When Valentino Rossi speaks, the world listens. The popularity of the nine-time World Champion is such that fans (and consequently, the media) hang on his every word. Since Rossi switched from Yamaha to Ducati, the scrutiny has become even more intense, every word and action being analyzed a million times for extra levels of meaning.
So when Rossi spoke to Italian magazine MotoSprint (English highlights over on Autosport), there was plenty for the fans and media to get their teeth into. First subject was of course the Desmosedici GP11, and Rossi's struggle to master what is proving to be a highly wayward beast. The problem, Rossi explained, is getting the bike to turn. The Ducati does not want to turn in corners, and Rossi said he was having to slide the rear to get the bike to turn through corners. The team continues to work on setup changes to alter this behavior, and Rossi told Motosprint that he believes that part of the problem will be solved quickly through electronics changes.
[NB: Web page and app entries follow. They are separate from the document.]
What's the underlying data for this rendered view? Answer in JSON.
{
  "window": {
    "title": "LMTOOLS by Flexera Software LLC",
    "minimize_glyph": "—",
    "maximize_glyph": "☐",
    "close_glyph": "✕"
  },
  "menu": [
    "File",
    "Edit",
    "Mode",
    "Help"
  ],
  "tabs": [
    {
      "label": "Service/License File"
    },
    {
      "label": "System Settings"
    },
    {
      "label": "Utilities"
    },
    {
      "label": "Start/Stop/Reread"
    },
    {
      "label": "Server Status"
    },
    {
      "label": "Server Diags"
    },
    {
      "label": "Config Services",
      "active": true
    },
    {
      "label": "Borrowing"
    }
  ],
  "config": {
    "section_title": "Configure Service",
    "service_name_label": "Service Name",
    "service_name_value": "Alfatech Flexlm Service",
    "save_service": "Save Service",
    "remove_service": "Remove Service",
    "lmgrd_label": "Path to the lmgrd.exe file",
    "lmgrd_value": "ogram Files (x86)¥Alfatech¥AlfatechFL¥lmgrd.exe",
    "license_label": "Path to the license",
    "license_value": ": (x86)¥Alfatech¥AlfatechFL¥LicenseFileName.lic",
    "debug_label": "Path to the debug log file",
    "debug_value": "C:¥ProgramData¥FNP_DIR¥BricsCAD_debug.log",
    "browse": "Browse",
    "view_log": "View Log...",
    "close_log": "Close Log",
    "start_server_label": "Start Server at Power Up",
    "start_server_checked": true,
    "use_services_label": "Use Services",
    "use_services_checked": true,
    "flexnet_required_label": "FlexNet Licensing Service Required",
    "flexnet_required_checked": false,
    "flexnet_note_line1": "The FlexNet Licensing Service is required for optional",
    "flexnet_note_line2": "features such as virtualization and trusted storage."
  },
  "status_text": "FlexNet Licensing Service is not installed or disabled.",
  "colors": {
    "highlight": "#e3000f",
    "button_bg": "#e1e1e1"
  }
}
Fundamental problems remain, however. "The problem is that we lack handling. We need to try to make this bike turn better: at the moment the Desmosedici has a lot of understeer," Rossi told Motosprint. Major changes were needed, but with limited testing and the season just a week away, there is little time to develop and test those changes. For now, Rossi's only option was to adapt his style to the bike, and try to find further setup changes to help the bike to turn. Rossi's hope was that the cooler temperatures at Qatar and the upcoming European rounds would make the Ducati a little easier to handle.
Rossi also told Motosprint that he was aware he had his detractors among racing fans, especially among a specific section of Ducati fans. Those Ducati fans, Rossi believes, have become so used to having him as a target, that they are finding it hard to get used to seeing the Italian aboard their beloved marque.
Perhaps one of the reasons that some of the hard-core Ducatisti are so opposed to the coming of Rossi is that his signing is blamed for Ducati's withdrawal from World Superbikes, its spiritual home - an accusation which is not entirely unjust, as Alan Cathcart explained so adeptly in last week's issue of Cycle News. To appease these Ducati fans, Rossi once again repeated his ambition to race in World Superbikes, expanding on his previous commitments. Last year, Rossi said his only interest was in racing one or two races in World Superbikes, but Rossi told Motosprint that he may well end his career in World Superbikes once he retires from MotoGP. That will be later, rather than sooner, however. Speaking at the launch of the Speed Master Moto2 team, Rossi's best friend Alessio "Uccio" Salucci told the media, including Italian website GPOne.com, that Rossi would like to spend two years' racing World Superbikes, adding that it would be another five years before Rossi was ready to make the switch. With MotoGP about to make the switch to 1000cc, perhaps the MotoGP class could turn out to be the ideal preparation for World Superbikes ...